§ Task prompt: Show only those lines of the entries where the string "nVue" is found.

(Records from a data collection)
###

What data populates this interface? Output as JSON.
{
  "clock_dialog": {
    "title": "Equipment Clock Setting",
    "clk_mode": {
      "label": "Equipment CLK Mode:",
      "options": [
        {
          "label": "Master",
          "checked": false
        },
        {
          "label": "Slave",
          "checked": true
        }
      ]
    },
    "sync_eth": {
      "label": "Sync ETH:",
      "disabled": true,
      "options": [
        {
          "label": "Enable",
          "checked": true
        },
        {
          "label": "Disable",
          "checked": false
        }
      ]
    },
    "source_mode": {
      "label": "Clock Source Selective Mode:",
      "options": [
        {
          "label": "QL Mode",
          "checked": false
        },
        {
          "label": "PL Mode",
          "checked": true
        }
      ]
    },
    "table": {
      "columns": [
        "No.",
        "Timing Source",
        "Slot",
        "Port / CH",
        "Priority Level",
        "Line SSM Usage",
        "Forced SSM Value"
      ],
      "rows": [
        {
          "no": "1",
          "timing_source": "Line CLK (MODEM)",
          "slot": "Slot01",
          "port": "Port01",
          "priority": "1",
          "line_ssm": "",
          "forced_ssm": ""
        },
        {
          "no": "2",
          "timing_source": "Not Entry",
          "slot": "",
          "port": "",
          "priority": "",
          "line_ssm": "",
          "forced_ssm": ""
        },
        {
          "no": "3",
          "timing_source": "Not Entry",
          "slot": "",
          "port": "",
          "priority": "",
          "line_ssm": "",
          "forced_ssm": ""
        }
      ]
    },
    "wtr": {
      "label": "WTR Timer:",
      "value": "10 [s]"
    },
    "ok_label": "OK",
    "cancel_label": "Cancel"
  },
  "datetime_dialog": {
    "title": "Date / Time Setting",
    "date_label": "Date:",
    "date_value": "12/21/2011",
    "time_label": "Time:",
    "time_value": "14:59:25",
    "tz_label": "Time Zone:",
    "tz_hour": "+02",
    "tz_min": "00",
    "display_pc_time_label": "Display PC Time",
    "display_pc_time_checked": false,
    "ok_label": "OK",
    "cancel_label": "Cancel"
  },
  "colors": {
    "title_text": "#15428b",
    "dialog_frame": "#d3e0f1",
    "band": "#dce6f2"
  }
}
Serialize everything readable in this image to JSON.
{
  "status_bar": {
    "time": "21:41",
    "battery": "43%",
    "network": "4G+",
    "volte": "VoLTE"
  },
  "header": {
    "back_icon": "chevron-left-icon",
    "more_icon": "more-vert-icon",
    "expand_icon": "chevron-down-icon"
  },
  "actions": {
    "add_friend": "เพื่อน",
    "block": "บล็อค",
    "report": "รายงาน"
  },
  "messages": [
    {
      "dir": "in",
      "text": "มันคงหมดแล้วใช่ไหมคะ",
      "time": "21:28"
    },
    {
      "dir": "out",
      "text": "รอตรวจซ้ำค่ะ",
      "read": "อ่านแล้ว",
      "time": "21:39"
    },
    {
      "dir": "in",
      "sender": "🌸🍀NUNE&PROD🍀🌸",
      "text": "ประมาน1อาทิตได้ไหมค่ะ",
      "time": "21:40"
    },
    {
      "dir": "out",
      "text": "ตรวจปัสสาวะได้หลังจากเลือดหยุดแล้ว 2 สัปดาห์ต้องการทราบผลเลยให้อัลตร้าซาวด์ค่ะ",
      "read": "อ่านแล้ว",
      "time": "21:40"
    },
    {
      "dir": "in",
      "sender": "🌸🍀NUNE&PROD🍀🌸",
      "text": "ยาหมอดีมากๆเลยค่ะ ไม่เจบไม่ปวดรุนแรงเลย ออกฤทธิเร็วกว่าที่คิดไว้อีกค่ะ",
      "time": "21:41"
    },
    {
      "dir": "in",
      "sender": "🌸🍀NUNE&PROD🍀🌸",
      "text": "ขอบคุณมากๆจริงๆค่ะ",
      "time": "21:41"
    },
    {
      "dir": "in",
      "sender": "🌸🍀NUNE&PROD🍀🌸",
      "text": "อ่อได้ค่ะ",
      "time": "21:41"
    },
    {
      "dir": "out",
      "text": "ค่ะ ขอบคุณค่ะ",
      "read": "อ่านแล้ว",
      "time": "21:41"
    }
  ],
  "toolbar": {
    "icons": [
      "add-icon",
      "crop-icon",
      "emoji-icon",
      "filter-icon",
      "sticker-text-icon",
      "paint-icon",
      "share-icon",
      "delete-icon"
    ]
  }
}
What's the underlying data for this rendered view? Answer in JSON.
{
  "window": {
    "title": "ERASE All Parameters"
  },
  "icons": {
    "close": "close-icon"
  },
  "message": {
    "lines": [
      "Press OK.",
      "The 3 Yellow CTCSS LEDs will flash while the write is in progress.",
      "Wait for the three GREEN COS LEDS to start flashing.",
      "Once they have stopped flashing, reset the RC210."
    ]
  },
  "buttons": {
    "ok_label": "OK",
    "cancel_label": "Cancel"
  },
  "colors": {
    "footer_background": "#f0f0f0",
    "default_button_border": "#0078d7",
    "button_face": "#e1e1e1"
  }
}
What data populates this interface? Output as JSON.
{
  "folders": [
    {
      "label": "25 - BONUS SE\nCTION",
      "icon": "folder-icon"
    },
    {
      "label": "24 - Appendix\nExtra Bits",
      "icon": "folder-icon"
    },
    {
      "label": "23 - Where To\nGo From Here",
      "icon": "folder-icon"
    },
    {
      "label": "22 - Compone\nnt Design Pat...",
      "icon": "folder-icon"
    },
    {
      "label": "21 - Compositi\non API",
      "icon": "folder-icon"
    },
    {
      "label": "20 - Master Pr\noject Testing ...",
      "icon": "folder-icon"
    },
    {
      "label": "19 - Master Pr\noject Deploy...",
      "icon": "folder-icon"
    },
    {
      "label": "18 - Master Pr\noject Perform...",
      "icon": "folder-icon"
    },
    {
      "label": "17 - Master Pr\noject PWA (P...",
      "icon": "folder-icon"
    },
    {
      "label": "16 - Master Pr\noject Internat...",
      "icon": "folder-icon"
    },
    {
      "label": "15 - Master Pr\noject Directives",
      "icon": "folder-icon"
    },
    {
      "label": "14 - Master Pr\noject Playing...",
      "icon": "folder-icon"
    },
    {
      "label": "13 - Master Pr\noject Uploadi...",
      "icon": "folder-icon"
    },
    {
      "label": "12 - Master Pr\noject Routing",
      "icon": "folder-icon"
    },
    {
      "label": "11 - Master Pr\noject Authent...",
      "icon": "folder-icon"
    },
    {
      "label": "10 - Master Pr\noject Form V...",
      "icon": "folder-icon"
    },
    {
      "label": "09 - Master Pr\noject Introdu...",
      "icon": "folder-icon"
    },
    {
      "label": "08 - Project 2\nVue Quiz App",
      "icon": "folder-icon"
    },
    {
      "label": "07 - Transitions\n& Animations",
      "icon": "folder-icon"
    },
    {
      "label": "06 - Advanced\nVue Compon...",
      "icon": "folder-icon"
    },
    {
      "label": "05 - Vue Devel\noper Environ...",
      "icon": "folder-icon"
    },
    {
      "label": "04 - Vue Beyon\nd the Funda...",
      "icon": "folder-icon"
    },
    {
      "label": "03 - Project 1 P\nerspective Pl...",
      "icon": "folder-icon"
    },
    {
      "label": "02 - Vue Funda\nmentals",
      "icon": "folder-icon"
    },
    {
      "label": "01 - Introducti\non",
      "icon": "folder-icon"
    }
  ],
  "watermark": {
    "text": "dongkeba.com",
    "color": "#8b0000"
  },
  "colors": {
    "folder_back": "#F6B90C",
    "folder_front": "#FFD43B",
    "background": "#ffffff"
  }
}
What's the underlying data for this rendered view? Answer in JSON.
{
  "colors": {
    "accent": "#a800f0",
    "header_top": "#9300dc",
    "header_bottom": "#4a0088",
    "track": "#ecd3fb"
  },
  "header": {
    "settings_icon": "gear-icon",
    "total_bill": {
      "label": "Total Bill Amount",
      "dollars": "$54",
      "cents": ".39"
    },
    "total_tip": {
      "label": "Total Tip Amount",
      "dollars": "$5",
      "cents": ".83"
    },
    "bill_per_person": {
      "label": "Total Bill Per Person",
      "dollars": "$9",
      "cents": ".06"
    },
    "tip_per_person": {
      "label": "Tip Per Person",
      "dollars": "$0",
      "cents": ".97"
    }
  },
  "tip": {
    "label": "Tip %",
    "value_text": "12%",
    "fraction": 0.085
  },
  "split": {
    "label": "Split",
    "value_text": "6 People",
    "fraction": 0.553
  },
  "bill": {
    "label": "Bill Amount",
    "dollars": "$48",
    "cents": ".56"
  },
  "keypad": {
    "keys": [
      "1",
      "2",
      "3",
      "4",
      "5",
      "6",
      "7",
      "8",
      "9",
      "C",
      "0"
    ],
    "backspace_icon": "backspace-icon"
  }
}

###

§ Answer space:
      "label": "08 - Project 2\nVue Quiz App",
      "label": "06 - Advanced\nVue Compon...",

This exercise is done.